Items from a data source:
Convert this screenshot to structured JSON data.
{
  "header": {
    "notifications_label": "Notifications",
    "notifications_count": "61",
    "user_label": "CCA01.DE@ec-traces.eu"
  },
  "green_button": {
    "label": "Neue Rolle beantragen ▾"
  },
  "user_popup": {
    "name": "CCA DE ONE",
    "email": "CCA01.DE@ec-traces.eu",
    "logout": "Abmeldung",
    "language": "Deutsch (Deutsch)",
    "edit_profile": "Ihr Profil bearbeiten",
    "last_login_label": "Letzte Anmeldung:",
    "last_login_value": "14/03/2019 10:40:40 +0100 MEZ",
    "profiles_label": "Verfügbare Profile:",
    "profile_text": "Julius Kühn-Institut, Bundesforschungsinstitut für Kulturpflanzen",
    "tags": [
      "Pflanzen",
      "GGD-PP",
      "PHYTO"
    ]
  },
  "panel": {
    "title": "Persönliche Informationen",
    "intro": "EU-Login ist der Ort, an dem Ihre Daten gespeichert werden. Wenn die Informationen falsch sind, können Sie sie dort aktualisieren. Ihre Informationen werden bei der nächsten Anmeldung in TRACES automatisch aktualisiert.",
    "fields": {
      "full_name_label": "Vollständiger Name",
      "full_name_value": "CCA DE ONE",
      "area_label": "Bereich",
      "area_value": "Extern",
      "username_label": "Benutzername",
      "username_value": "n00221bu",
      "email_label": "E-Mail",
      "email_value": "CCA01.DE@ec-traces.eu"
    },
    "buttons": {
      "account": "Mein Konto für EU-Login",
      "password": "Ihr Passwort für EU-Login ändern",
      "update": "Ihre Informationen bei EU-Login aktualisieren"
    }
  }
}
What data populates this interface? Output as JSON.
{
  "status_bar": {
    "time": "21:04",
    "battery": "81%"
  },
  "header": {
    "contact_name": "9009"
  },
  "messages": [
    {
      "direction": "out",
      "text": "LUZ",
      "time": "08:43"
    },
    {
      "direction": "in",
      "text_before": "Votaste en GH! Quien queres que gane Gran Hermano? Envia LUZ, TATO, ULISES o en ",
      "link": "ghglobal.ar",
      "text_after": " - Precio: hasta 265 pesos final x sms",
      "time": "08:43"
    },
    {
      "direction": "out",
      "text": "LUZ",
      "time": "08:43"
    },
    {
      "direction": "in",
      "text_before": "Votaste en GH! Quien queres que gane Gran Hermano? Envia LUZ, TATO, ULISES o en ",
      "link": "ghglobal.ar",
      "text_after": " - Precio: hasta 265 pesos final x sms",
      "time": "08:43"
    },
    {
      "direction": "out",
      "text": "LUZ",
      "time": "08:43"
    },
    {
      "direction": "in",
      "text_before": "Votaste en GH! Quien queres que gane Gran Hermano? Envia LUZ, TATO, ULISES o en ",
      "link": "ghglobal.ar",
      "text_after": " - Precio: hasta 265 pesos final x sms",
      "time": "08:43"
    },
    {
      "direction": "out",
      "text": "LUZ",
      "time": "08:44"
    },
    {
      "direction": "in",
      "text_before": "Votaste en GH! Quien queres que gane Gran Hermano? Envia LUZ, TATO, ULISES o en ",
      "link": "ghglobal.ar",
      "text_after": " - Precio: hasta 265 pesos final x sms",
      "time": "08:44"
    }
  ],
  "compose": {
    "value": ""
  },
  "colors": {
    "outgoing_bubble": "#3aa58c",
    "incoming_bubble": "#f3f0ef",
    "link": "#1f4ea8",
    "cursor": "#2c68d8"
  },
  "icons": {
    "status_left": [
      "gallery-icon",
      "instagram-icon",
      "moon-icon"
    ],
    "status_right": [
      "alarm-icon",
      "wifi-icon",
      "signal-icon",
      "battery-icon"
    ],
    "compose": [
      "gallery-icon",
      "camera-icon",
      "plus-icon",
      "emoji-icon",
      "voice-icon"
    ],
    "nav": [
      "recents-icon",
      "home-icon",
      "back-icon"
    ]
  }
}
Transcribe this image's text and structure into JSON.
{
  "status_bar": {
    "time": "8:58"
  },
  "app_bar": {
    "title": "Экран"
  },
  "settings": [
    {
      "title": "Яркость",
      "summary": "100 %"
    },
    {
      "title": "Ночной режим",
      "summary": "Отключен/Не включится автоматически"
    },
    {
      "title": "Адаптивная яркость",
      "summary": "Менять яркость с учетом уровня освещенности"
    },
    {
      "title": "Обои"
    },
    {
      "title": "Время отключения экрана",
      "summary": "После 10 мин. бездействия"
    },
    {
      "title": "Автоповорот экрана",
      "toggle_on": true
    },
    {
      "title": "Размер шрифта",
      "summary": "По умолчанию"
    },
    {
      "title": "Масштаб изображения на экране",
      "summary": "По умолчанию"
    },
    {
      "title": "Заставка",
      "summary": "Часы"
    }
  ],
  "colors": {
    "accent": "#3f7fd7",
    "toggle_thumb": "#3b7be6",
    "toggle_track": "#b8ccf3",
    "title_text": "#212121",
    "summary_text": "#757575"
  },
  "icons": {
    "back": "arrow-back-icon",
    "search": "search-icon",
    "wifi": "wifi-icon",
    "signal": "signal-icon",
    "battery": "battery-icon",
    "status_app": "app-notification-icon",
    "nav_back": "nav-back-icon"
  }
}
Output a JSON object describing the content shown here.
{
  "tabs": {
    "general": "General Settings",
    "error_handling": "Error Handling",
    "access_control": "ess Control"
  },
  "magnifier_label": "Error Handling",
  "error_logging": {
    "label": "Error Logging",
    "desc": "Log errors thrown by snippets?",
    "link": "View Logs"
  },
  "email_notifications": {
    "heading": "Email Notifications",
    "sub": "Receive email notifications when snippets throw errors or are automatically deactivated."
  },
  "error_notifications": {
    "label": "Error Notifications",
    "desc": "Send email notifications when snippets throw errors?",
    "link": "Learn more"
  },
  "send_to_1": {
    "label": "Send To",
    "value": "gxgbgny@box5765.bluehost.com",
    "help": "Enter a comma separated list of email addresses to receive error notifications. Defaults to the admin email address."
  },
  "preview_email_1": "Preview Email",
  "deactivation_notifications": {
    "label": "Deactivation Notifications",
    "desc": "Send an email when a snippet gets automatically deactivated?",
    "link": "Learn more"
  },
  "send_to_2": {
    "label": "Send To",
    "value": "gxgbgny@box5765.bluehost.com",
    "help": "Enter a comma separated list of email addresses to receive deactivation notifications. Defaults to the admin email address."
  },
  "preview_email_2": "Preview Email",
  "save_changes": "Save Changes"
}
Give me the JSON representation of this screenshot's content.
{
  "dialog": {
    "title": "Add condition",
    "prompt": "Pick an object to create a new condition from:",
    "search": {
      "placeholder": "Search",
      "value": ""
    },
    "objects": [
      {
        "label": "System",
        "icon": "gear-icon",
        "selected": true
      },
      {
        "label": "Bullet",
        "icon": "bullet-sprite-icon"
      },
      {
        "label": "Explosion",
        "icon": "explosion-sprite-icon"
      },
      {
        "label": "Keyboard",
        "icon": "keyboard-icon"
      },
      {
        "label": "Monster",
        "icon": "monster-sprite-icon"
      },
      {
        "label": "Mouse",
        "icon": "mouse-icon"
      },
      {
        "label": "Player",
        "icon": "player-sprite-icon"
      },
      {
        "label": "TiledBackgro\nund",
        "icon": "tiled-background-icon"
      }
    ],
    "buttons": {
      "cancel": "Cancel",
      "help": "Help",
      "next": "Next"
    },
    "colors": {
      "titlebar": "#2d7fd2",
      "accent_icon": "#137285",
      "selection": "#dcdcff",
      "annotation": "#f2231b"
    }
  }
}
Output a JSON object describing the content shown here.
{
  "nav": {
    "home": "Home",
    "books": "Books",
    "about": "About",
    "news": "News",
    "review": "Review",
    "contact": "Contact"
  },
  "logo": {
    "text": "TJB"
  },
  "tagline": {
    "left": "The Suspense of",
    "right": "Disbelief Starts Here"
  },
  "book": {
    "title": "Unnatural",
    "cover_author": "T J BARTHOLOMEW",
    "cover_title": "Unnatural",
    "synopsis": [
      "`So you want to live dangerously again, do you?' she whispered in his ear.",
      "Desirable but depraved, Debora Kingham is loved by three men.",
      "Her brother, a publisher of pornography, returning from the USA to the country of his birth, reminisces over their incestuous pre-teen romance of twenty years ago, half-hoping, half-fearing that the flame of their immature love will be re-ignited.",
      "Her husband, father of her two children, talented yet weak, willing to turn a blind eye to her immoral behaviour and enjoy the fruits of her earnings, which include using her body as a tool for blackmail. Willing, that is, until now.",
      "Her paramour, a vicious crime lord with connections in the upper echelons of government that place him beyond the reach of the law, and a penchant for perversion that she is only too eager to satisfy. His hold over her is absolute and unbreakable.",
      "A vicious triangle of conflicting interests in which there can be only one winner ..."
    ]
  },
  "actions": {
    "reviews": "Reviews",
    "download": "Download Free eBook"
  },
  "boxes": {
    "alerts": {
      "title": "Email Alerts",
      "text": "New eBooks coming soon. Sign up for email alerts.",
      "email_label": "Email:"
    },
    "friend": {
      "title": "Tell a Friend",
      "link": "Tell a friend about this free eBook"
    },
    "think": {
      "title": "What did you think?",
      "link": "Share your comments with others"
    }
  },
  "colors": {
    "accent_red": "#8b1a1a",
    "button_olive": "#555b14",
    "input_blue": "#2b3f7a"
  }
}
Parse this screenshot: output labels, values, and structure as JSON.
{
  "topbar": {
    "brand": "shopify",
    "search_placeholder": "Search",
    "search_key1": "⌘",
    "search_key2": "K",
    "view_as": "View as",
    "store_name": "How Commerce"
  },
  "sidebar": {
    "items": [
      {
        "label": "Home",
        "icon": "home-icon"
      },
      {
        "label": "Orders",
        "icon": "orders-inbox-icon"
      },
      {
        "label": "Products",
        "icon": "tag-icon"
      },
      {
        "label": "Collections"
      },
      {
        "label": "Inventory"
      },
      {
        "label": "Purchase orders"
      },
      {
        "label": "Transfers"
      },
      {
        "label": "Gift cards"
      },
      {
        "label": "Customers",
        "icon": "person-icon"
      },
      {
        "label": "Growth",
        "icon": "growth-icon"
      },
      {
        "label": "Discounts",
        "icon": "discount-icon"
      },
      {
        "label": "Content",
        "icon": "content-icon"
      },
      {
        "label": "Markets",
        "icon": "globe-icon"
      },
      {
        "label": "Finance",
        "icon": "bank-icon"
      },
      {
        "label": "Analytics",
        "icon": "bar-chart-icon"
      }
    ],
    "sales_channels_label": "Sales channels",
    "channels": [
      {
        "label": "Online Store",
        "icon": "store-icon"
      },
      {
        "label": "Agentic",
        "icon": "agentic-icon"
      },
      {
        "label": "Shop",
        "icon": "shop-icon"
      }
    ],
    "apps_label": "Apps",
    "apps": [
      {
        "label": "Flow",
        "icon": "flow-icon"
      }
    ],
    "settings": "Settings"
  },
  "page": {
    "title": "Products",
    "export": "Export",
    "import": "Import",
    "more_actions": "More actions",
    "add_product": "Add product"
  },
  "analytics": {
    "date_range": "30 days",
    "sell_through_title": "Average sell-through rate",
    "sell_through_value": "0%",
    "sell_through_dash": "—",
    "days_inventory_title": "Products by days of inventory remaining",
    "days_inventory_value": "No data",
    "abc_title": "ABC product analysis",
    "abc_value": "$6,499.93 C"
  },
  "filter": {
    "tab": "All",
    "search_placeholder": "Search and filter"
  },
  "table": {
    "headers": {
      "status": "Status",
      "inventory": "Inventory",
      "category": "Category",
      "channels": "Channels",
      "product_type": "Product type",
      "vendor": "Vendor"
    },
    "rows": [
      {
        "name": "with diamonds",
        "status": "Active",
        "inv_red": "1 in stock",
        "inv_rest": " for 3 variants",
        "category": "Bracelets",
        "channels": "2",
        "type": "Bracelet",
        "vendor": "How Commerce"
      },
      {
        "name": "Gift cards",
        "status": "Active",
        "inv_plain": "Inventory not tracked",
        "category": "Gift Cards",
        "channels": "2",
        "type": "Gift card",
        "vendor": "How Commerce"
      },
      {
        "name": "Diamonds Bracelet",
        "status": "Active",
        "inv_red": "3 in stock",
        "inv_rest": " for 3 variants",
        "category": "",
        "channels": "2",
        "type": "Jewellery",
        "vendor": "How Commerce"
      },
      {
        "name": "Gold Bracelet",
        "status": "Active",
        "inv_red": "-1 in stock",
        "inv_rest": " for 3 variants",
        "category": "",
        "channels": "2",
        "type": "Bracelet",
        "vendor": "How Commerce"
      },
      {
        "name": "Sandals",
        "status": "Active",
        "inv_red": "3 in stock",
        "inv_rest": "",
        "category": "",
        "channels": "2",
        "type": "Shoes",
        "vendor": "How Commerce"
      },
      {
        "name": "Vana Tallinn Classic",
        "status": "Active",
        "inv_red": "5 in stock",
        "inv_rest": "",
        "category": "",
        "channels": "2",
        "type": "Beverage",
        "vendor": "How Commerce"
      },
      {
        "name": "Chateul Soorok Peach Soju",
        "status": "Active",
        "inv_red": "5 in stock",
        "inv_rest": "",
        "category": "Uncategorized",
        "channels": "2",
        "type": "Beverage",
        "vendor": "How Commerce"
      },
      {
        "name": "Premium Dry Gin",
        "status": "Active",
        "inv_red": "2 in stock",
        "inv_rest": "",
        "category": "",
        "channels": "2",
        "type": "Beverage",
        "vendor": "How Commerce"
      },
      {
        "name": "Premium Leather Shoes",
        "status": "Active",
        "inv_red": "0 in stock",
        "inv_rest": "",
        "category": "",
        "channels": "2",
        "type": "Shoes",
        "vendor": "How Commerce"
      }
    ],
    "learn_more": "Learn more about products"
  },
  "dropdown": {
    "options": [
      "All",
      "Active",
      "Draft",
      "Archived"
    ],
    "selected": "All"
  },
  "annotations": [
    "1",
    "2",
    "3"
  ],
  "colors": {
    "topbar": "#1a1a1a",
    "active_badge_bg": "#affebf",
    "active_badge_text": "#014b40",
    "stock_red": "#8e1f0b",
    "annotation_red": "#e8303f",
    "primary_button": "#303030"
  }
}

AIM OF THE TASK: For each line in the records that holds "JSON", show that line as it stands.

SOLUTION BELOW:
Convert this screenshot to structured JSON data.
What data populates this interface? Output as JSON.
Transcribe this image's text and structure into JSON.
Output a JSON object describing the content shown here.
Give me the JSON representation of this screenshot's content.
Output a JSON object describing the content shown here.
Parse this screenshot: output labels, values, and structure as JSON.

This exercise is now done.